  • 158. 142 Numerical Methods, Algorithms and Tools in C# // Complex root z of real number x public static Complex CRoot(double x,Complex z) { return (Complex.CExp(Math.Log(x)/z)); } // Complex square root of complex number z public static Complex CSqrt(Complex z) { return (Complex.CExp(Complex.CLog(z)/2.0)); } // Complex sine of complex number z public static Complex CSin(Complex z) { return ((Complex.CExp(i*z)-Complex.CExp(-i*z))/(2.0*i)); } // Complex sine of complex number z (ver 2) public static Complex CSin2(Complex z) { double x = z.real; double y = z.imag; double re = Math.Sin(x)*Math.Cosh(y); double im = Math.Cos(x)*Math.Sinh(y); return (new Complex(re,im)); } // Complex cosine of complex number z public static Complex CCos(Complex z) { return((Complex.CExp(i*z)+Complex.CExp(-i*z))/2.0); } // Complex cosine of complex number z (ver 2) public static Complex CCos2(Complex z) { double x = z.real; double y = z.imag; double re = Math.Cos(x)*Math.Cosh(y); double im = -Math.Sin(x)*Math.Sinh(y); return (new Complex(re,im)); } // Complex tangent of complex number z public static Complex CTan(Complex z) { return (Complex.CSin(z)/Complex.CCos(z)); } // Complex tangent of complex number z (ver 2) public static Complex CTan2(Complex z) { double x2 = 2.0*z.real; double y2 = 2.0*z.imag;© 2010 by Taylor and Francis Group, LLC
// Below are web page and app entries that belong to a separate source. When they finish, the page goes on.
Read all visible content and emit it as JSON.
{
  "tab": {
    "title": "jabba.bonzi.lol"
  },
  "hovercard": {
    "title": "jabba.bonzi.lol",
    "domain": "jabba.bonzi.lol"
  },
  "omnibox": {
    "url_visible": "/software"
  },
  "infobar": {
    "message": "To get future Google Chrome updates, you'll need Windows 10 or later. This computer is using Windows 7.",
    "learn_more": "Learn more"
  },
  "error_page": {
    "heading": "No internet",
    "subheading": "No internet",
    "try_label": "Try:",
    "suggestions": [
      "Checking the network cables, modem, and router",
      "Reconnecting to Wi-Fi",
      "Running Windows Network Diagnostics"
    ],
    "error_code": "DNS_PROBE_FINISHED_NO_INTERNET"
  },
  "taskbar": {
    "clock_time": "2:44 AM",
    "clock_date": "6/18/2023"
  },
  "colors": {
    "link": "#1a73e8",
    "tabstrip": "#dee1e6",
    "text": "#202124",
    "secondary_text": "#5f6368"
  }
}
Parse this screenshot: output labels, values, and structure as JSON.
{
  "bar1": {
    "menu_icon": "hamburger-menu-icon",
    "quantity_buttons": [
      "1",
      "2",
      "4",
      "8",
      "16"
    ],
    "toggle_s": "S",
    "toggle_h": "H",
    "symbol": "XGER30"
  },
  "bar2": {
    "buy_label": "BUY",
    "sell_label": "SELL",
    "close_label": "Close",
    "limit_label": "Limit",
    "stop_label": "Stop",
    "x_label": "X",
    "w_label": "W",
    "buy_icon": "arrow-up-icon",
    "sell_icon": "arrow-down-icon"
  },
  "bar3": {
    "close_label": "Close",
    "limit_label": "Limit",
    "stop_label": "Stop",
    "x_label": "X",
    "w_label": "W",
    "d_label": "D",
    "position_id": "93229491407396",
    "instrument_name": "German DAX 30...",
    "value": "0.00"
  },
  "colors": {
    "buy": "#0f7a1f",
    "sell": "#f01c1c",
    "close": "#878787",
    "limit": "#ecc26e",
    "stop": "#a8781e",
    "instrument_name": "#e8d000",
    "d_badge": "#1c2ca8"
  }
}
  • 159. Complex Numbers 143 double denom = Math.Cos(x2)+Math.Cosh(y2); if (denom == 0.0) return Complex.CInfinity; double re = Math.Sin(x2)/denom; double im = Math.Sinh(y2)/denom; return (new Complex(re,im)); } // Complex cotangent of complex number z public static Complex CCot(Complex z) { return (Complex.CCos(z)/Complex.CSin(z)); } // Complex cotangent of complex number z (ver 2) public static Complex CCot2(Complex z) { double x2 = 2.0*z.real; double y2 = 2.0*z.imag; double denom = Math.Cosh(y2)-Math.Cos(x2); if (denom==0.0) return Complex.CInfinity; double re = Math.Sin(x2)/denom; double im = -Math.Sinh(y2)/denom; return (new Complex(re,im)); } // Complex secant of complex number z public static Complex CSec(Complex z) { return (1.0/Complex.CCos(z)); } // Complex secant of complex number z (ver 2) public static Complex CS